--- START ---

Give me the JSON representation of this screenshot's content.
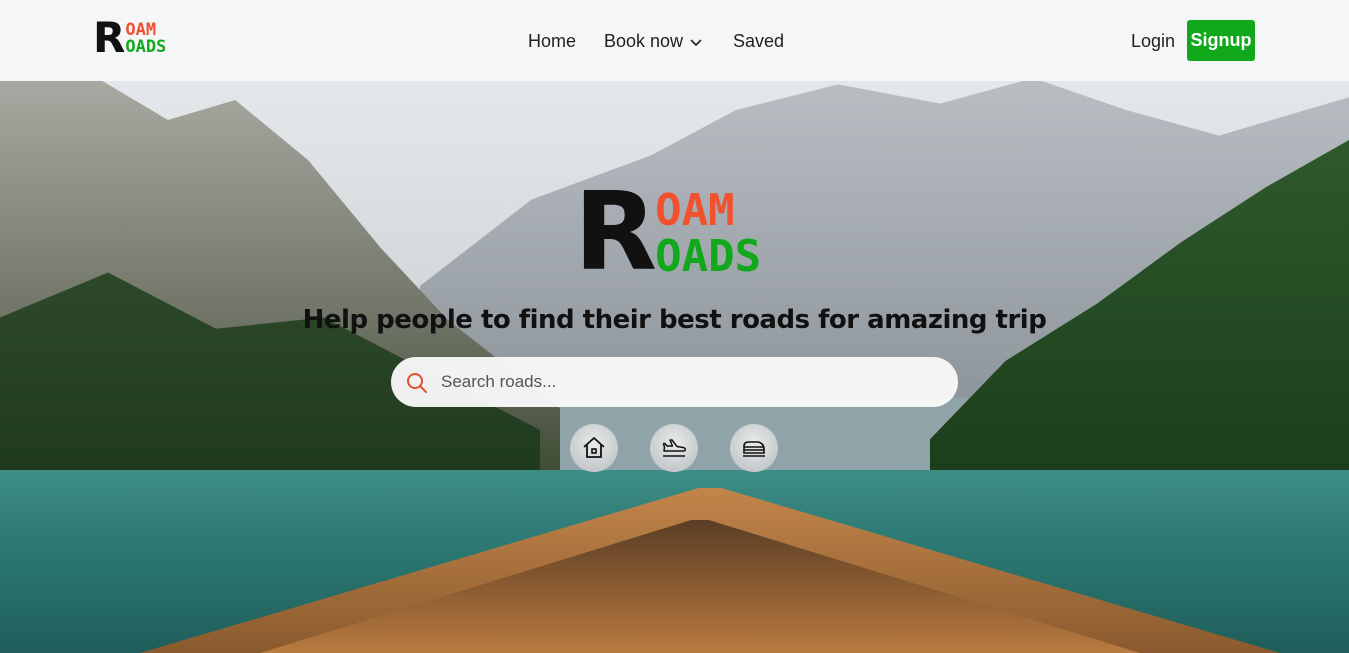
{
  "brand": {
    "big_letter": "R",
    "top_word": "OAM",
    "bottom_word": "OADS",
    "colors": {
      "letter": "#111111",
      "top": "#f0522f",
      "bottom": "#12a81c"
    }
  },
  "nav": {
    "home": "Home",
    "book_now": "Book now",
    "saved": "Saved",
    "login": "Login",
    "signup": "Signup"
  },
  "hero": {
    "tagline": "Help people to find their best roads for amazing trip",
    "search_placeholder": "Search roads..."
  },
  "categories": [
    {
      "icon": "home-icon"
    },
    {
      "icon": "flight-icon"
    },
    {
      "icon": "train-icon"
    }
  ],
  "accent_color": "#12a81c"
}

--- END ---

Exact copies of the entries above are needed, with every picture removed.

#### ANSWER SPACE
Give me the JSON representation of this screenshot's content.
{
  "brand": {
    "big_letter": "R",
    "top_word": "OAM",
    "bottom_word": "OADS",
    "colors": {
      "letter": "#111111",
      "top": "#f0522f",
      "bottom": "#12a81c"
    }
  },
  "nav": {
    "home": "Home",
    "book_now": "Book now",
    "saved": "Saved",
    "login": "Login",
    "signup": "Signup"
  },
  "hero": {
    "tagline": "Help people to find their best roads for amazing trip",
    "search_placeholder": "Search roads..."
  },
  "categories": [
    {
      "icon": "home-icon"
    },
    {
      "icon": "flight-icon"
    },
    {
      "icon": "train-icon"
    }
  ],
  "accent_color": "#12a81c"
}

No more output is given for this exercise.